Start of Block

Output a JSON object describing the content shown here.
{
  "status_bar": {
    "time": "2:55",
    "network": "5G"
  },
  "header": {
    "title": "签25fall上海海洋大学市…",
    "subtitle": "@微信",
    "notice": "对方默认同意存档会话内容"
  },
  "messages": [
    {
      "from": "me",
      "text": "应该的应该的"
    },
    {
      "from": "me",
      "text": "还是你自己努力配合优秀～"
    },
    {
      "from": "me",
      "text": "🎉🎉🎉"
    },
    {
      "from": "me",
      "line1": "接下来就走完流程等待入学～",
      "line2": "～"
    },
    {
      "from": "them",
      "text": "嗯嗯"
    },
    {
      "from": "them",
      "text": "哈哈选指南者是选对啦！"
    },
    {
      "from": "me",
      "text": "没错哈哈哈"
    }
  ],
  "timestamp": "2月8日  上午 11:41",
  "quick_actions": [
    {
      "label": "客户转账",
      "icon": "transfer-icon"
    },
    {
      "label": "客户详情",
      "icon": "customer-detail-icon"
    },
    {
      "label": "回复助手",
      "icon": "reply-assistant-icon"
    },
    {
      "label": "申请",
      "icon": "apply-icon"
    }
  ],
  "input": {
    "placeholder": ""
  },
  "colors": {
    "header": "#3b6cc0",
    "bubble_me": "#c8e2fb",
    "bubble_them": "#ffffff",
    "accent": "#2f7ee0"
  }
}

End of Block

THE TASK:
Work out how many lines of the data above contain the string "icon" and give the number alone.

RESULT BELOW:
4